U.S. to spend $3.9 billion on smart grid
DOE Secretary Steven Chu has announced $3.9 billion in smart grid funding.
According to a Reuters story .
Energy Secretary Steven Chu announced on June 25 $3.9 billion in "smart
grid" funding aimed at making power transmission around the country more
Addressing utility executives at an
industry meeting, Chu said the funds would
help create a system to allocate electricity more efficiently, whether through
improved power lines or by allowing batteries in hybrid cars to feed back into
the grid when needed.
"Right now, the way we
distribute energy, it's like plumbing, it's down the hill," he told
reporters at a news conference after his speech to the Edison Electric
Institute conference in San Francisco.
Asked about people objecting to
high-voltage power lines being built near their homes as part of a smart grid,
Chu said he would appeal to U.S.
Want to tap
into these funds?
It's one thing for the federal
government to commit billions of dollars for smart grid technology and
transmission infrastructure. But it's quite another for the spigot to actually

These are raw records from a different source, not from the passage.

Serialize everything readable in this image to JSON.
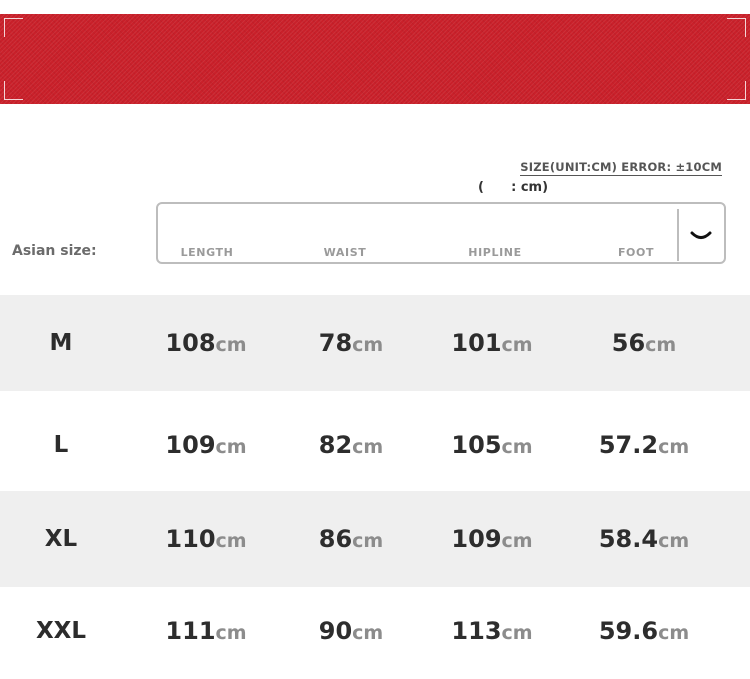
{
  "colors": {
    "banner": "#c9202a",
    "row_shade": "#efefef"
  },
  "notes": {
    "size_note": "SIZE(UNIT:CM) ERROR: ±10CM",
    "unit_note": "(      : cm)"
  },
  "header": {
    "row_label": "Asian size:",
    "columns": [
      "LENGTH",
      "WAIST",
      "HIPLINE",
      "FOOT"
    ],
    "toggle_icon": "chevron-down-icon"
  },
  "table": {
    "unit": "cm",
    "rows": [
      {
        "size": "M",
        "values": [
          "108",
          "78",
          "101",
          "56"
        ]
      },
      {
        "size": "L",
        "values": [
          "109",
          "82",
          "105",
          "57.2"
        ]
      },
      {
        "size": "XL",
        "values": [
          "110",
          "86",
          "109",
          "58.4"
        ]
      },
      {
        "size": "XXL",
        "values": [
          "111",
          "90",
          "113",
          "59.6"
        ]
      }
    ]
  }
}
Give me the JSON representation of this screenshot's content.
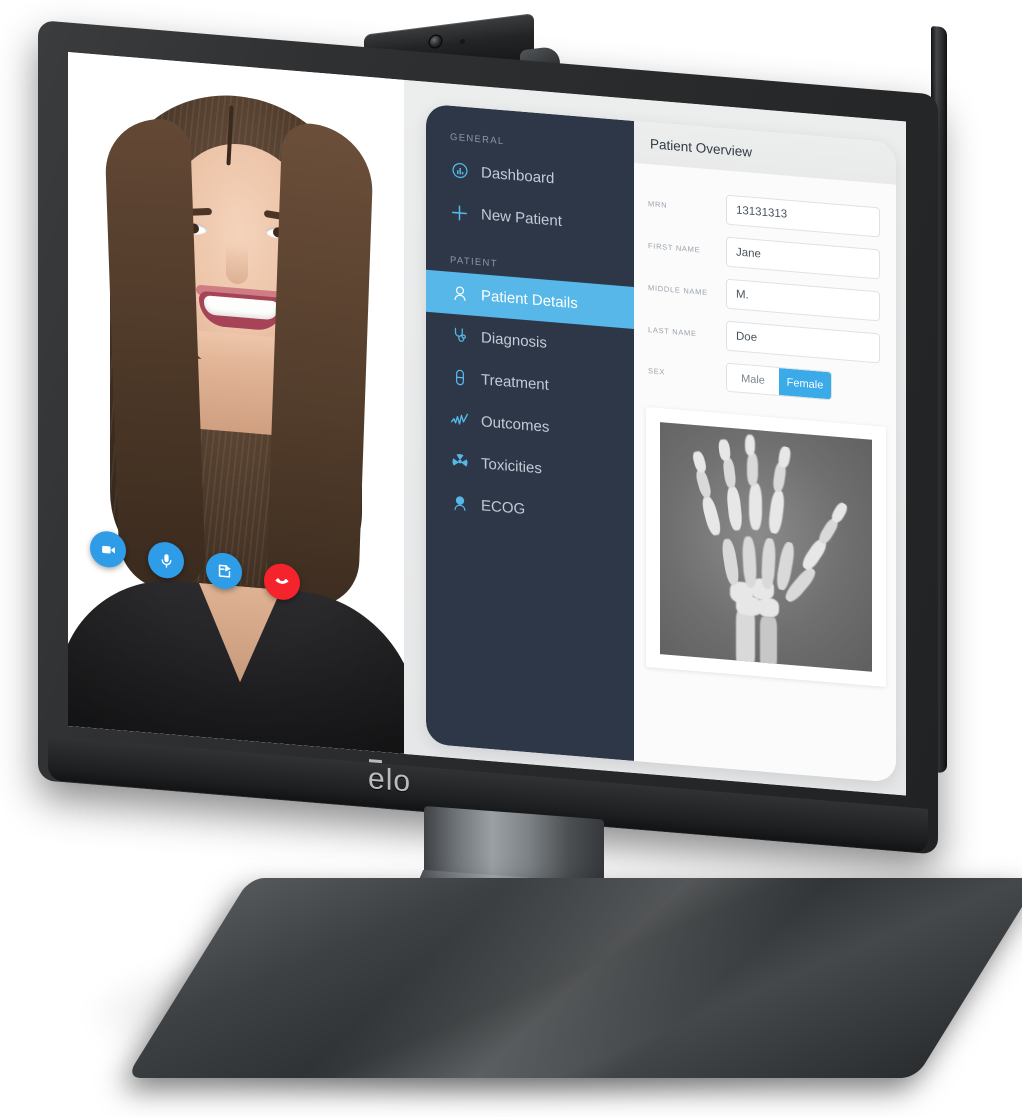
{
  "device": {
    "brand_logo": "elo",
    "brand_logo_name": "elo-logo",
    "webcam": "webcam-module"
  },
  "video_call": {
    "participant_alt": "smiling woman on video call",
    "controls": [
      {
        "name": "camera-toggle-button",
        "icon": "video-camera-icon",
        "color": "#2f9ce8",
        "label": "Camera"
      },
      {
        "name": "microphone-toggle-button",
        "icon": "microphone-icon",
        "color": "#2f9ce8",
        "label": "Microphone"
      },
      {
        "name": "share-screen-button",
        "icon": "share-screen-icon",
        "color": "#2f9ce8",
        "label": "Share"
      },
      {
        "name": "end-call-button",
        "icon": "phone-hangup-icon",
        "color": "#f5232c",
        "label": "End call"
      }
    ]
  },
  "sidebar": {
    "groups": [
      {
        "label": "GENERAL",
        "items": [
          {
            "label": "Dashboard",
            "icon": "dashboard-chart-icon",
            "active": false
          },
          {
            "label": "New Patient",
            "icon": "plus-icon",
            "active": false
          }
        ]
      },
      {
        "label": "PATIENT",
        "items": [
          {
            "label": "Patient Details",
            "icon": "person-outline-icon",
            "active": true
          },
          {
            "label": "Diagnosis",
            "icon": "stethoscope-icon",
            "active": false
          },
          {
            "label": "Treatment",
            "icon": "pill-capsule-icon",
            "active": false
          },
          {
            "label": "Outcomes",
            "icon": "line-chart-icon",
            "active": false
          },
          {
            "label": "Toxicities",
            "icon": "radiation-icon",
            "active": false
          },
          {
            "label": "ECOG",
            "icon": "person-filled-icon",
            "active": false
          }
        ]
      }
    ],
    "active_color": "#56b7e8",
    "bg_color": "#2d3748"
  },
  "content": {
    "header_title": "Patient Overview",
    "fields": [
      {
        "label": "MRN",
        "value": "13131313"
      },
      {
        "label": "FIRST NAME",
        "value": "Jane"
      },
      {
        "label": "MIDDLE NAME",
        "value": "M."
      },
      {
        "label": "LAST NAME",
        "value": "Doe"
      }
    ],
    "sex": {
      "label": "SEX",
      "options": [
        "Male",
        "Female"
      ],
      "selected": "Female",
      "selected_color": "#3aabe8"
    },
    "image_card": {
      "name": "hand-xray-image",
      "alt": "X-ray radiograph of a human right hand"
    }
  }
}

open with a clear set of criteria for applicants - and that's where we are
today. The Obama administration recently announced the final details for how to get in line for $3.9 billion in grants for smart

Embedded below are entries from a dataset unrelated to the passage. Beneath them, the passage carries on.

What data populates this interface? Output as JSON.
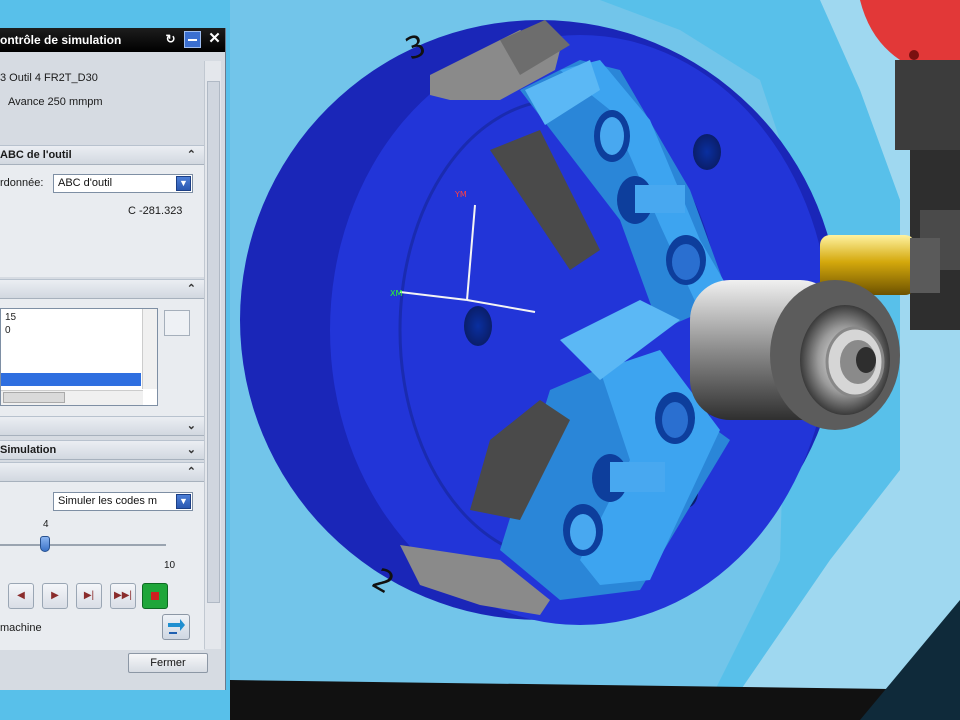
{
  "dialog": {
    "title": "ontrôle de simulation",
    "info_line1": "3  Outil 4   FR2T_D30",
    "info_line2": "Avance 250 mmpm",
    "section_tool": {
      "header": "ABC de l'outil",
      "coord_label": "rdonnée:",
      "coord_value": "ABC d'outil",
      "readout": "C -281.323"
    },
    "list": {
      "items": [
        "15",
        "0"
      ]
    },
    "section_simulation": {
      "header": "Simulation"
    },
    "sim_select": "Simuler les codes m",
    "slider": {
      "value": "4",
      "max": "10",
      "level": 0.4
    },
    "machine_label": "machine",
    "close_button": "Fermer"
  },
  "viewport": {
    "triad_y": "YM",
    "triad_x": "XM",
    "chuck_numbers": [
      "3",
      "2"
    ]
  }
}
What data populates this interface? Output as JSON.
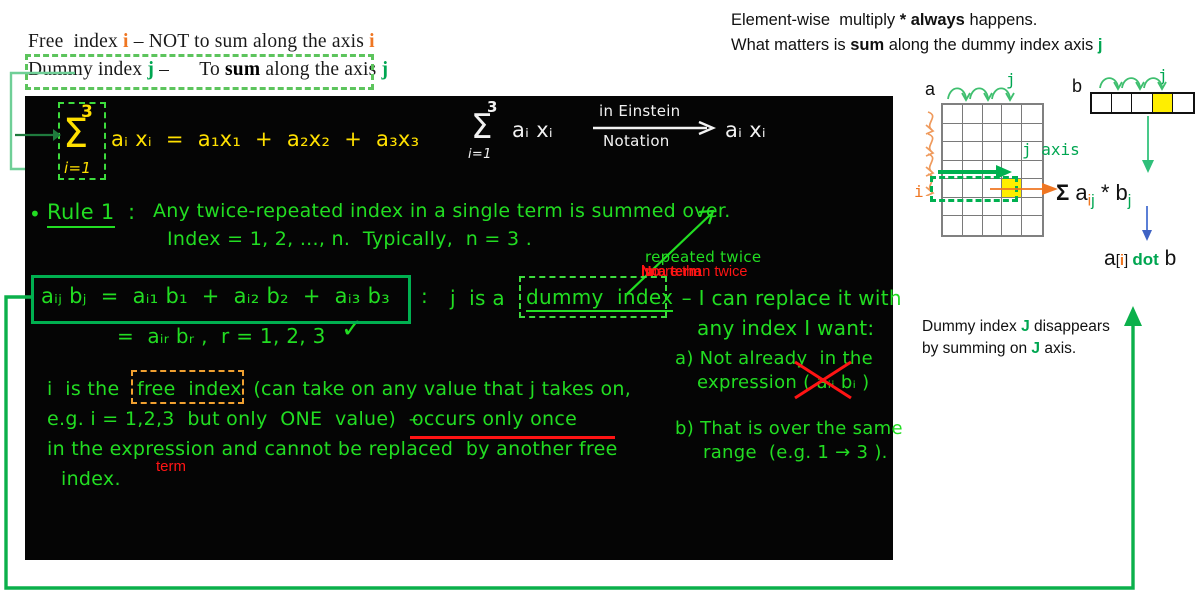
{
  "legend": {
    "line1": {
      "pre": "Free  index ",
      "i1": "i",
      "mid": " – NOT to sum along the axis ",
      "i2": "i"
    },
    "line2": {
      "pre": "Dummy index ",
      "j1": "j",
      "mid1": " –      To ",
      "bold": "sum",
      "mid2": " along the axis ",
      "j2": "j"
    }
  },
  "right_top": {
    "line1_a": "Element-wise  multiply ",
    "line1_b": "* always",
    "line1_c": " happens.",
    "line2_a": "What matters is ",
    "line2_b": "sum",
    "line2_c": " along the dummy index axis ",
    "line2_j": "j"
  },
  "right_bottom": {
    "line1_a": "Dummy index ",
    "line1_j": "J",
    "line1_b": " disappears",
    "line2_a": "by summing on ",
    "line2_j": "J",
    "line2_b": " axis."
  },
  "diagram": {
    "matrix_label": "a",
    "matrix_top_index": "j",
    "matrix_left_index": "i",
    "vector_label": "b",
    "vector_top_index": "j",
    "j_axis_label": "j axis",
    "sum_expr": {
      "sigma": "Σ",
      "a": "a",
      "ij_i": "i",
      "ij_j": "j",
      "star": " * ",
      "b": "b",
      "bj": "j"
    },
    "dot_expr": {
      "a": "a",
      "lb": "[",
      "i": "i",
      "rb": "] ",
      "dot": "dot",
      "b": " b"
    },
    "matrix": {
      "cols": 5,
      "rows": 7,
      "highlight_row": 5,
      "highlight_col": 4
    },
    "vector": {
      "cells": 5,
      "highlight": 4
    }
  },
  "board": {
    "sum_expanded": {
      "sigma": "Σ",
      "upper": "3",
      "lower": "i=1",
      "body": "aᵢ xᵢ  =  a₁x₁  +  a₂x₂  +  a₃x₃"
    },
    "einstein": {
      "sigma": "Σ",
      "upper": "3",
      "lower": "i=1",
      "body": "aᵢ xᵢ",
      "arrow_top": "in Einstein",
      "arrow_bottom": "Notation",
      "result": "aᵢ xᵢ"
    },
    "rule1_bullet": "•",
    "rule1_label": "Rule 1",
    "rule1_colon": ":",
    "rule1_text": "Any twice-repeated index in a single term is summed over.",
    "rule1_text2": "Index = 1, 2, ..., n.  Typically,  n = 3 .",
    "repeated_twice": "repeated twice",
    "no_more_than_twice_a": "No",
    "no_more_than_twice_b": " more than twice ",
    "no_more_than_twice_c": "in a term",
    "eq_boxed": "aᵢⱼ bⱼ  =  aᵢ₁ b₁  +  aᵢ₂ b₂  +  aᵢ₃ b₃",
    "eq_colon": ":",
    "eq_line2": "=  aᵢᵣ bᵣ ,  r = 1, 2, 3",
    "check": "✓",
    "dummy_line_a": "j  is a ",
    "dummy_boxed": "dummy  index",
    "dummy_line_b": " – I can replace it with",
    "dummy_line_c": "any index I want:",
    "clause_a": "a) Not already  in the",
    "clause_a2": "expression ( aᵢᵢ bᵢ )",
    "clause_b": "b) That is over the same",
    "clause_b2": "range  (e.g. 1 → 3 ).",
    "free_line_a": "i  is the ",
    "free_boxed": "free  index",
    "free_line_b": " (can take on any value that j takes on,",
    "free_line2_a": "e.g. i = 1,2,3  but only  ONE  value)  – ",
    "free_line2_b": "occurs only once",
    "free_line3": "in the expression and cannot be replaced  by another free",
    "free_line4": "index.",
    "term_note": "term"
  }
}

grid technologies and demo projects funded as part of the stimulus package.
The smart grid buildout may be one
of the biggest creators of wealth in the next decade-spawning, as smart grid

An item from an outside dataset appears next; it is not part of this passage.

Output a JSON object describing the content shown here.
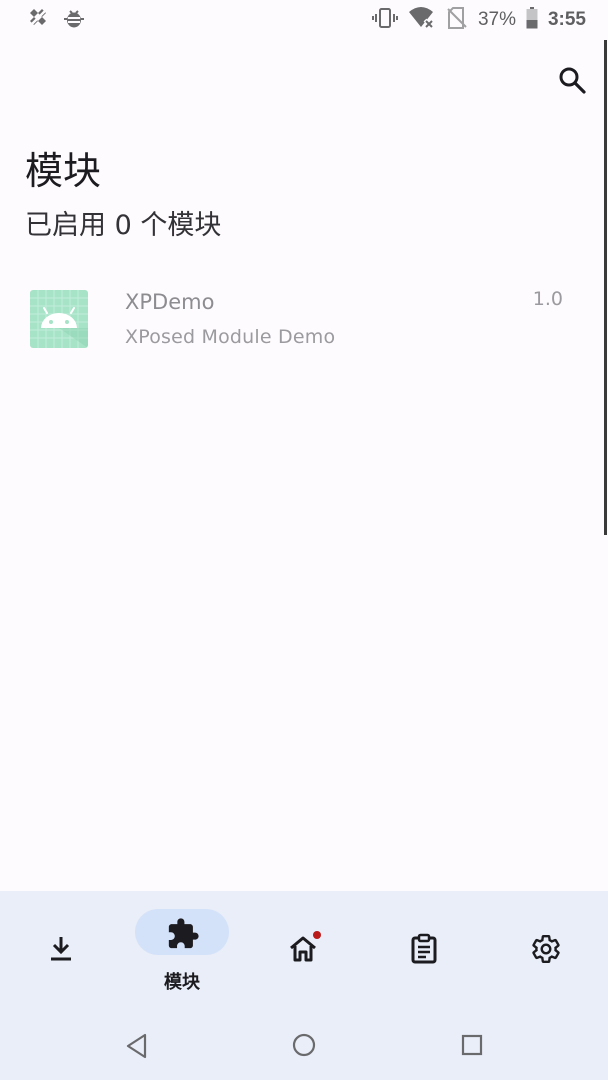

analyst Jesse Berst has put it, "new Googles and Microsofts." These grants
could go a long way to determine which companies come away with the biggest
Annual Salary Survey
After almost a decade of uncertainty, the confidence of plant floor managers is soaring. Even with a number of challenges and while implementing new technologies, there is a renewed sense of optimism among plant managers about their business and their future.
The respondents to the 2014 Plant Engineering Salary Survey come from throughout the U.S. and serve a variety of industries, but they are uniform in their optimism about manufacturing. This year’s survey found 79% consider manufacturing a secure career. That’s up from 75% in 2013 and significantly higher than the 63% figure when Plant Engineering first started asking that question a decade ago.